| Brief |
Your reply should consist of the entries, copied exactly and stripped of images.

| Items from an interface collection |
----------------
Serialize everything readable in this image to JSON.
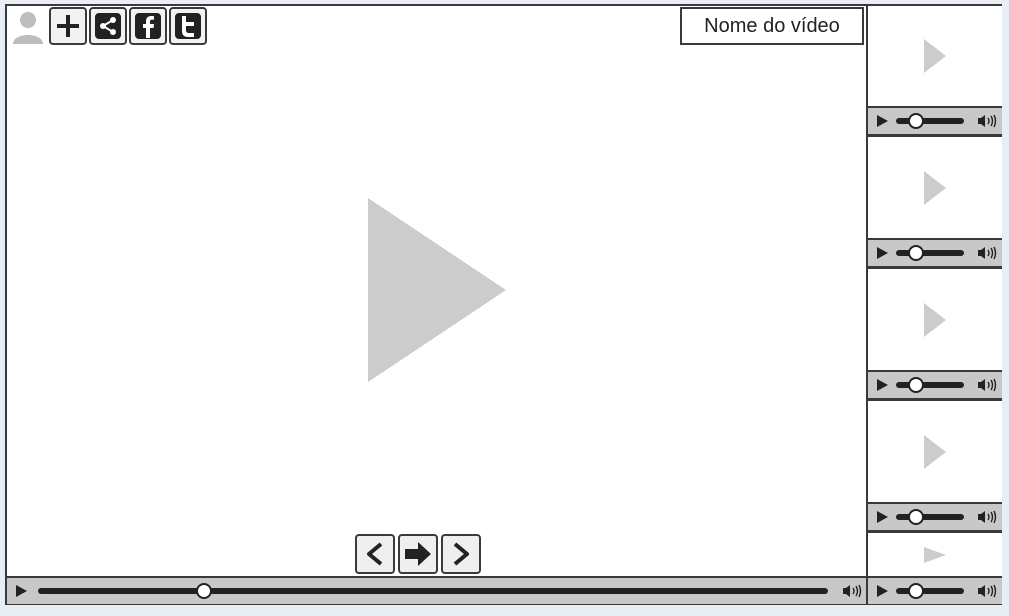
{
  "video": {
    "title": "Nome do vídeo",
    "progress_fraction": 0.21
  },
  "social_bar": [
    {
      "name": "user-avatar-icon"
    },
    {
      "name": "add-icon"
    },
    {
      "name": "share-icon"
    },
    {
      "name": "facebook-icon"
    },
    {
      "name": "twitter-icon"
    }
  ],
  "navigation": [
    {
      "name": "previous-video-button",
      "icon": "chevron-left-icon"
    },
    {
      "name": "next-arrow-button",
      "icon": "arrow-right-icon"
    },
    {
      "name": "next-video-button",
      "icon": "chevron-right-icon"
    }
  ],
  "related_videos": [
    {
      "progress_fraction": 0.3
    },
    {
      "progress_fraction": 0.3
    },
    {
      "progress_fraction": 0.3
    },
    {
      "progress_fraction": 0.3
    },
    {
      "progress_fraction": 0.3
    }
  ],
  "colors": {
    "border": "#3a3a3a",
    "control_bar": "#c8c8c8",
    "placeholder_play": "#cccccc"
  }
}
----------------
| Answer to the exercise |
Serialize everything readable in this image to JSON.
{
  "video": {
    "title": "Nome do vídeo",
    "progress_fraction": 0.21
  },
  "social_bar": [
    {
      "name": "user-avatar-icon"
    },
    {
      "name": "add-icon"
    },
    {
      "name": "share-icon"
    },
    {
      "name": "facebook-icon"
    },
    {
      "name": "twitter-icon"
    }
  ],
  "navigation": [
    {
      "name": "previous-video-button",
      "icon": "chevron-left-icon"
    },
    {
      "name": "next-arrow-button",
      "icon": "arrow-right-icon"
    },
    {
      "name": "next-video-button",
      "icon": "chevron-right-icon"
    }
  ],
  "related_videos": [
    {
      "progress_fraction": 0.3
    },
    {
      "progress_fraction": 0.3
    },
    {
      "progress_fraction": 0.3
    },
    {
      "progress_fraction": 0.3
    },
    {
      "progress_fraction": 0.3
    }
  ],
  "colors": {
    "border": "#3a3a3a",
    "control_bar": "#c8c8c8",
    "placeholder_play": "#cccccc"
  }
}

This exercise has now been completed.